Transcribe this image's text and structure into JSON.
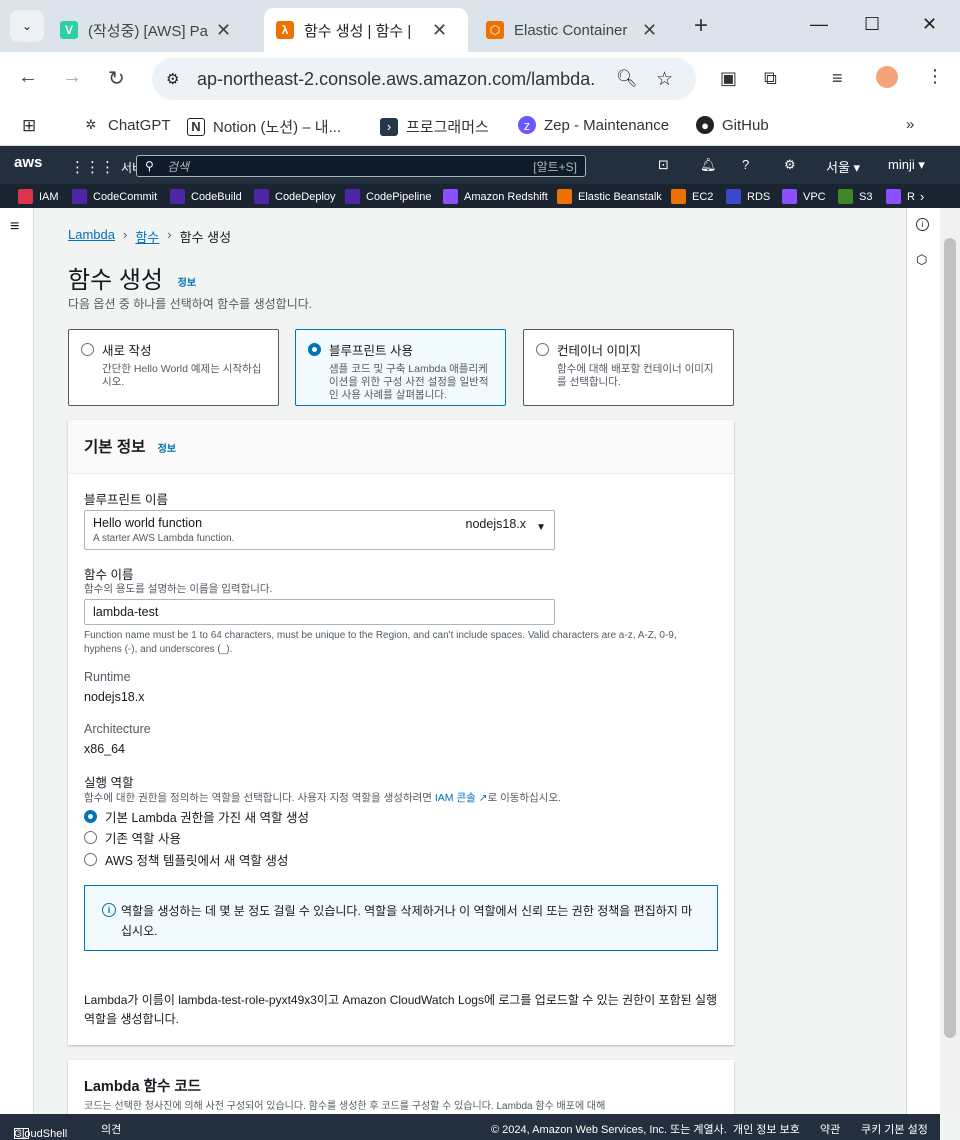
{
  "browser": {
    "tabs": [
      {
        "title": "(작성중) [AWS] Pa",
        "favicon": "V",
        "color": "#2bd1a3"
      },
      {
        "title": "함수 생성 | 함수 |",
        "favicon": "λ",
        "color": "#ed7100"
      },
      {
        "title": "Elastic Container",
        "favicon": "⬡",
        "color": "#ed7100"
      }
    ],
    "url": "ap-northeast-2.console.aws.amazon.com/lambda...",
    "bookmarks": [
      "ChatGPT",
      "Notion (노션) – 내...",
      "프로그래머스",
      "Zep - Maintenance",
      "GitHub"
    ]
  },
  "aws": {
    "logo": "aws",
    "services": "서비스",
    "search_placeholder": "검색",
    "shortcut": "[알트+S]",
    "region": "서울",
    "user": "minji",
    "favorites": [
      "IAM",
      "CodeCommit",
      "CodeBuild",
      "CodeDeploy",
      "CodePipeline",
      "Amazon Redshift",
      "Elastic Beanstalk",
      "EC2",
      "RDS",
      "VPC",
      "S3",
      "R"
    ]
  },
  "page": {
    "breadcrumb": [
      "Lambda",
      "함수",
      "함수 생성"
    ],
    "title": "함수 생성",
    "info": "정보",
    "subtitle": "다음 옵션 중 하나를 선택하여 함수를 생성합니다.",
    "options": [
      {
        "title": "새로 작성",
        "desc": "간단한 Hello World 예제는 시작하십시오."
      },
      {
        "title": "블루프린트 사용",
        "desc": "샘플 코드 및 구축 Lambda 애플리케이션을 위한 구성 사전 설정을 일반적인 사용 사례를 살펴봅니다."
      },
      {
        "title": "컨테이너 이미지",
        "desc": "함수에 대해 배포할 컨테이너 이미지를 선택합니다."
      }
    ],
    "basic": {
      "title": "기본 정보",
      "info": "정보",
      "blueprint_label": "블루프린트 이름",
      "blueprint_value": "Hello world function",
      "blueprint_runtime": "nodejs18.x",
      "blueprint_desc": "A starter AWS Lambda function.",
      "fn_label": "함수 이름",
      "fn_desc": "함수의 용도를 설명하는 이름을 입력합니다.",
      "fn_value": "lambda-test",
      "fn_hint": "Function name must be 1 to 64 characters, must be unique to the Region, and can't include spaces. Valid characters are a-z, A-Z, 0-9, hyphens (-), and underscores (_).",
      "runtime_label": "Runtime",
      "runtime_value": "nodejs18.x",
      "arch_label": "Architecture",
      "arch_value": "x86_64",
      "role_label": "실행 역할",
      "role_desc_pre": "함수에 대한 권한을 정의하는 역할을 선택합니다. 사용자 지정 역할을 생성하려면 ",
      "role_desc_link": "IAM 콘솔",
      "role_desc_post": "로 이동하십시오.",
      "role_options": [
        "기본 Lambda 권한을 가진 새 역할 생성",
        "기존 역할 사용",
        "AWS 정책 템플릿에서 새 역할 생성"
      ],
      "alert": "역할을 생성하는 데 몇 분 정도 걸릴 수 있습니다. 역할을 삭제하거나 이 역할에서 신뢰 또는 권한 정책을 편집하지 마십시오.",
      "note": "Lambda가 이름이 lambda-test-role-pyxt49x3이고 Amazon CloudWatch Logs에 로그를 업로드할 수 있는 권한이 포함된 실행 역할을 생성합니다."
    },
    "code": {
      "title": "Lambda 함수 코드",
      "desc": "코드는 선택한 청사진에 의해 사전 구성되어 있습니다. 함수를 생성한 후 코드를 구성할 수 있습니다. Lambda 함수 배포에 대해"
    }
  },
  "footer": {
    "cloudshell": "CloudShell",
    "feedback": "의견",
    "copyright": "© 2024, Amazon Web Services, Inc. 또는 계열사.",
    "privacy": "개인 정보 보호",
    "terms": "약관",
    "cookies": "쿠키 기본 설정"
  }
}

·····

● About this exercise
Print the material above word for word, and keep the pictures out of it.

● Result
Transcribe this image's text and structure into JSON.
{
  "browser": {
    "tabs": [
      {
        "title": "(작성중) [AWS] Pa",
        "favicon": "V",
        "color": "#2bd1a3"
      },
      {
        "title": "함수 생성 | 함수 |",
        "favicon": "λ",
        "color": "#ed7100"
      },
      {
        "title": "Elastic Container",
        "favicon": "⬡",
        "color": "#ed7100"
      }
    ],
    "url": "ap-northeast-2.console.aws.amazon.com/lambda...",
    "bookmarks": [
      "ChatGPT",
      "Notion (노션) – 내...",
      "프로그래머스",
      "Zep - Maintenance",
      "GitHub"
    ]
  },
  "aws": {
    "logo": "aws",
    "services": "서비스",
    "search_placeholder": "검색",
    "shortcut": "[알트+S]",
    "region": "서울",
    "user": "minji",
    "favorites": [
      "IAM",
      "CodeCommit",
      "CodeBuild",
      "CodeDeploy",
      "CodePipeline",
      "Amazon Redshift",
      "Elastic Beanstalk",
      "EC2",
      "RDS",
      "VPC",
      "S3",
      "R"
    ]
  },
  "page": {
    "breadcrumb": [
      "Lambda",
      "함수",
      "함수 생성"
    ],
    "title": "함수 생성",
    "info": "정보",
    "subtitle": "다음 옵션 중 하나를 선택하여 함수를 생성합니다.",
    "options": [
      {
        "title": "새로 작성",
        "desc": "간단한 Hello World 예제는 시작하십시오."
      },
      {
        "title": "블루프린트 사용",
        "desc": "샘플 코드 및 구축 Lambda 애플리케이션을 위한 구성 사전 설정을 일반적인 사용 사례를 살펴봅니다."
      },
      {
        "title": "컨테이너 이미지",
        "desc": "함수에 대해 배포할 컨테이너 이미지를 선택합니다."
      }
    ],
    "basic": {
      "title": "기본 정보",
      "info": "정보",
      "blueprint_label": "블루프린트 이름",
      "blueprint_value": "Hello world function",
      "blueprint_runtime": "nodejs18.x",
      "blueprint_desc": "A starter AWS Lambda function.",
      "fn_label": "함수 이름",
      "fn_desc": "함수의 용도를 설명하는 이름을 입력합니다.",
      "fn_value": "lambda-test",
      "fn_hint": "Function name must be 1 to 64 characters, must be unique to the Region, and can't include spaces. Valid characters are a-z, A-Z, 0-9, hyphens (-), and underscores (_).",
      "runtime_label": "Runtime",
      "runtime_value": "nodejs18.x",
      "arch_label": "Architecture",
      "arch_value": "x86_64",
      "role_label": "실행 역할",
      "role_desc_pre": "함수에 대한 권한을 정의하는 역할을 선택합니다. 사용자 지정 역할을 생성하려면 ",
      "role_desc_link": "IAM 콘솔",
      "role_desc_post": "로 이동하십시오.",
      "role_options": [
        "기본 Lambda 권한을 가진 새 역할 생성",
        "기존 역할 사용",
        "AWS 정책 템플릿에서 새 역할 생성"
      ],
      "alert": "역할을 생성하는 데 몇 분 정도 걸릴 수 있습니다. 역할을 삭제하거나 이 역할에서 신뢰 또는 권한 정책을 편집하지 마십시오.",
      "note": "Lambda가 이름이 lambda-test-role-pyxt49x3이고 Amazon CloudWatch Logs에 로그를 업로드할 수 있는 권한이 포함된 실행 역할을 생성합니다."
    },
    "code": {
      "title": "Lambda 함수 코드",
      "desc": "코드는 선택한 청사진에 의해 사전 구성되어 있습니다. 함수를 생성한 후 코드를 구성할 수 있습니다. Lambda 함수 배포에 대해"
    }
  },
  "footer": {
    "cloudshell": "CloudShell",
    "feedback": "의견",
    "copyright": "© 2024, Amazon Web Services, Inc. 또는 계열사.",
    "privacy": "개인 정보 보호",
    "terms": "약관",
    "cookies": "쿠키 기본 설정"
  }
}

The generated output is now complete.